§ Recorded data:

○ ○ ○ ○ ○ ○ ○

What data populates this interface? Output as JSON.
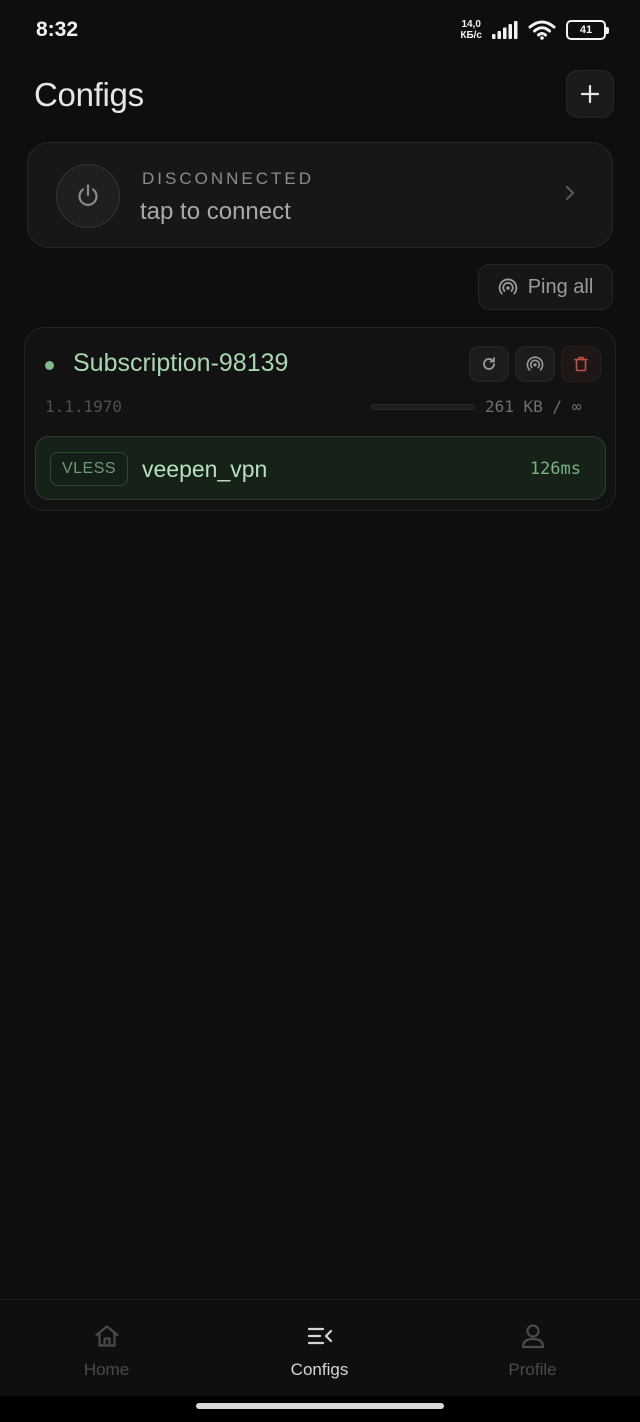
{
  "status_bar": {
    "time": "8:32",
    "net_speed_value": "14,0",
    "net_speed_unit": "КБ/с",
    "battery": "41"
  },
  "header": {
    "title": "Configs",
    "add_icon": "plus-icon"
  },
  "connect_card": {
    "status": "DISCONNECTED",
    "hint": "tap to connect",
    "power_icon": "power-icon",
    "chevron_icon": "chevron-right-icon"
  },
  "ping_all": {
    "label": "Ping all",
    "icon": "broadcast-icon"
  },
  "subscription": {
    "name": "Subscription-98139",
    "date": "1.1.1970",
    "usage_text": "261 KB / ∞",
    "usage_fraction": 0.0,
    "actions": [
      "refresh-icon",
      "broadcast-icon",
      "trash-icon"
    ],
    "server": {
      "protocol": "VLESS",
      "name": "veepen_vpn",
      "ping": "126ms"
    }
  },
  "nav": {
    "items": [
      {
        "label": "Home",
        "icon": "home-icon",
        "active": false
      },
      {
        "label": "Configs",
        "icon": "list-icon",
        "active": true
      },
      {
        "label": "Profile",
        "icon": "user-icon",
        "active": false
      }
    ]
  },
  "colors": {
    "background": "#0e0e0e",
    "accent_green": "#a9d6b0",
    "danger_red": "#c0504a"
  }
}
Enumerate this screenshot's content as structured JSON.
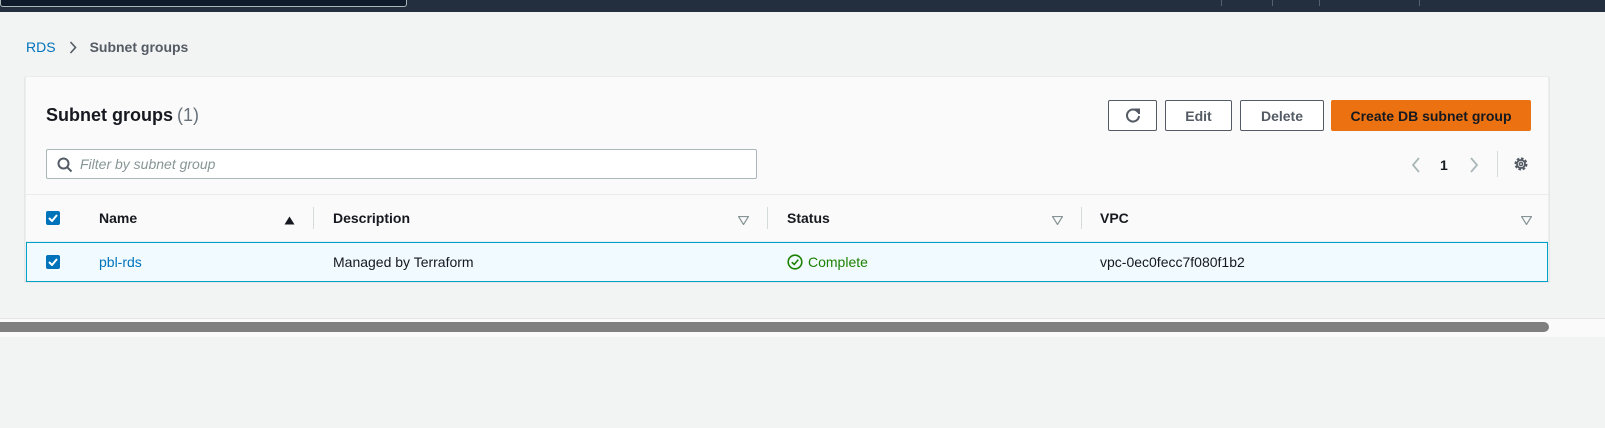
{
  "breadcrumb": {
    "root": "RDS",
    "current": "Subnet groups"
  },
  "panel": {
    "title": "Subnet groups",
    "count": "(1)",
    "buttons": {
      "edit": "Edit",
      "delete": "Delete",
      "create": "Create DB subnet group"
    },
    "filter": {
      "placeholder": "Filter by subnet group",
      "value": ""
    },
    "pagination": {
      "current_page": "1"
    }
  },
  "table": {
    "columns": [
      "Name",
      "Description",
      "Status",
      "VPC"
    ],
    "sorted_column": "Name",
    "sort_direction": "ascending",
    "rows": [
      {
        "selected": true,
        "name": "pbl-rds",
        "description": "Managed by Terraform",
        "status": "Complete",
        "vpc": "vpc-0ec0fecc7f080f1b2"
      }
    ]
  },
  "colors": {
    "link": "#0073bb",
    "primary_button": "#ec7211",
    "status_success": "#1d8102",
    "topbar": "#232f3e",
    "selected_row_bg": "#f1faff",
    "selected_row_border": "#00a1c9"
  }
}
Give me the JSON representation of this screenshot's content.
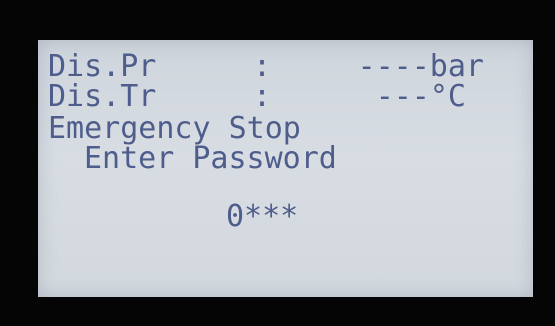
{
  "display": {
    "discharge_pressure": {
      "label": "Dis.Pr",
      "separator": ":",
      "value": "----bar"
    },
    "discharge_temperature": {
      "label": "Dis.Tr",
      "separator": ":",
      "value": "---°C"
    },
    "status_message": "Emergency Stop",
    "prompt": "Enter Password",
    "password_entry": "0***"
  },
  "colors": {
    "lcd_background": "#d3d9df",
    "lcd_text": "#4f5d8c",
    "bezel": "#050505"
  }
}
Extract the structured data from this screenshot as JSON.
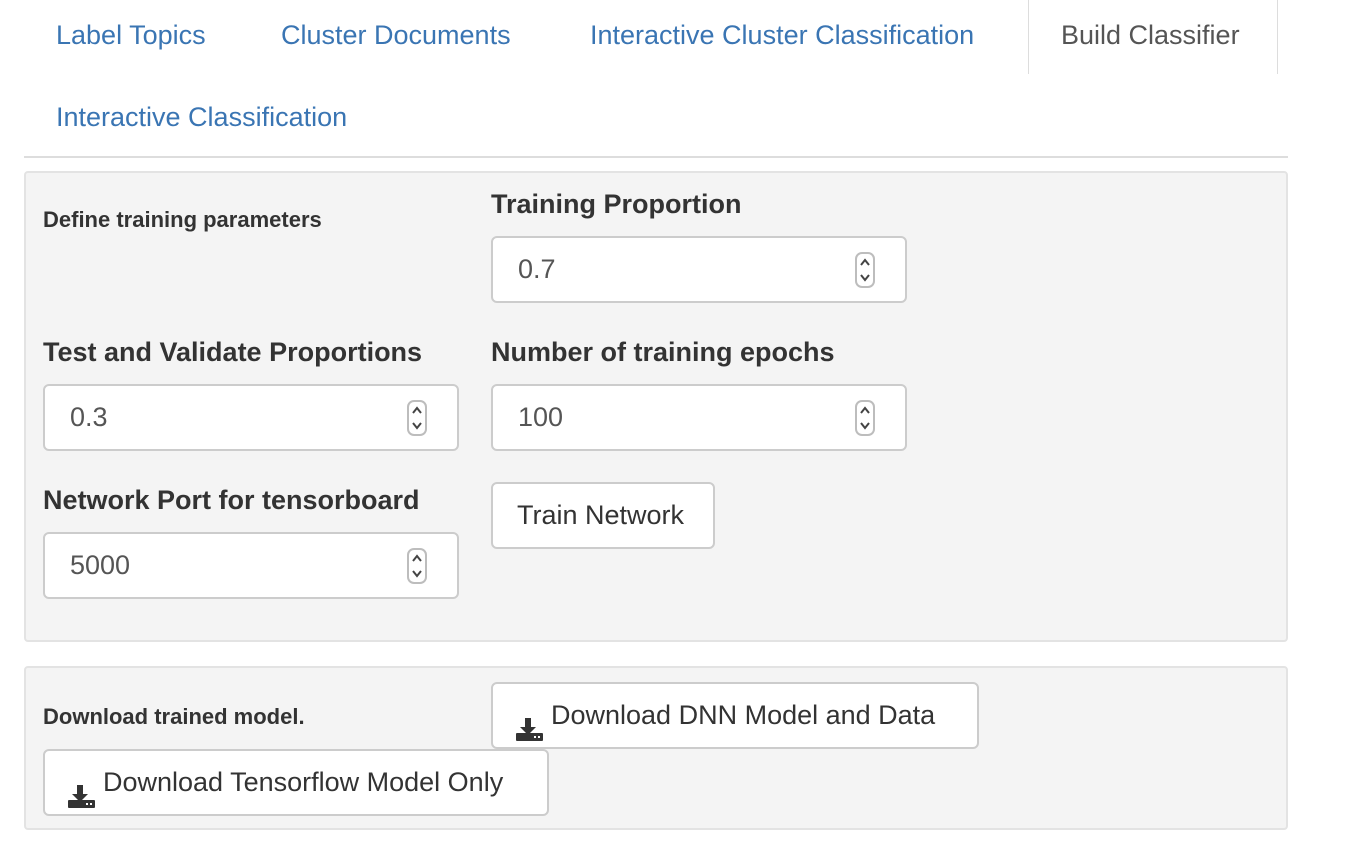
{
  "tabs": [
    {
      "label": "Label Topics",
      "active": false
    },
    {
      "label": "Cluster Documents",
      "active": false
    },
    {
      "label": "Interactive Cluster Classification",
      "active": false
    },
    {
      "label": "Build Classifier",
      "active": true
    },
    {
      "label": "Interactive Classification",
      "active": false
    }
  ],
  "training": {
    "heading": "Define training parameters",
    "training_proportion": {
      "label": "Training Proportion",
      "value": "0.7"
    },
    "test_validate": {
      "label": "Test and Validate Proportions",
      "value": "0.3"
    },
    "epochs": {
      "label": "Number of training epochs",
      "value": "100"
    },
    "port": {
      "label": "Network Port for tensorboard",
      "value": "5000"
    },
    "train_button": "Train Network"
  },
  "download": {
    "heading": "Download trained model.",
    "dnn_button": "Download DNN Model and Data",
    "tf_button": "Download Tensorflow Model Only",
    "icon": "download-icon"
  },
  "colors": {
    "link": "#3a75b3",
    "well_bg": "#f4f4f4",
    "border": "#cccccc"
  }
}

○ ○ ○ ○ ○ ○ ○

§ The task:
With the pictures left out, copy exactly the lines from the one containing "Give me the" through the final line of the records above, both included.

§ Task response:
Give me the JSON representation of this screenshot's content.
{
  "display": {
    "discharge_pressure": {
      "label": "Dis.Pr",
      "separator": ":",
      "value": "----bar"
    },
    "discharge_temperature": {
      "label": "Dis.Tr",
      "separator": ":",
      "value": "---°C"
    },
    "status_message": "Emergency Stop",
    "prompt": "Enter Password",
    "password_entry": "0***"
  },
  "colors": {
    "lcd_background": "#d3d9df",
    "lcd_text": "#4f5d8c",
    "bezel": "#050505"
  }
}
Extract the structured data from this screenshot as JSON.
{
  "tabs": [
    {
      "label": "Label Topics",
      "active": false
    },
    {
      "label": "Cluster Documents",
      "active": false
    },
    {
      "label": "Interactive Cluster Classification",
      "active": false
    },
    {
      "label": "Build Classifier",
      "active": true
    },
    {
      "label": "Interactive Classification",
      "active": false
    }
  ],
  "training": {
    "heading": "Define training parameters",
    "training_proportion": {
      "label": "Training Proportion",
      "value": "0.7"
    },
    "test_validate": {
      "label": "Test and Validate Proportions",
      "value": "0.3"
    },
    "epochs": {
      "label": "Number of training epochs",
      "value": "100"
    },
    "port": {
      "label": "Network Port for tensorboard",
      "value": "5000"
    },
    "train_button": "Train Network"
  },
  "download": {
    "heading": "Download trained model.",
    "dnn_button": "Download DNN Model and Data",
    "tf_button": "Download Tensorflow Model Only",
    "icon": "download-icon"
  },
  "colors": {
    "link": "#3a75b3",
    "well_bg": "#f4f4f4",
    "border": "#cccccc"
  }
}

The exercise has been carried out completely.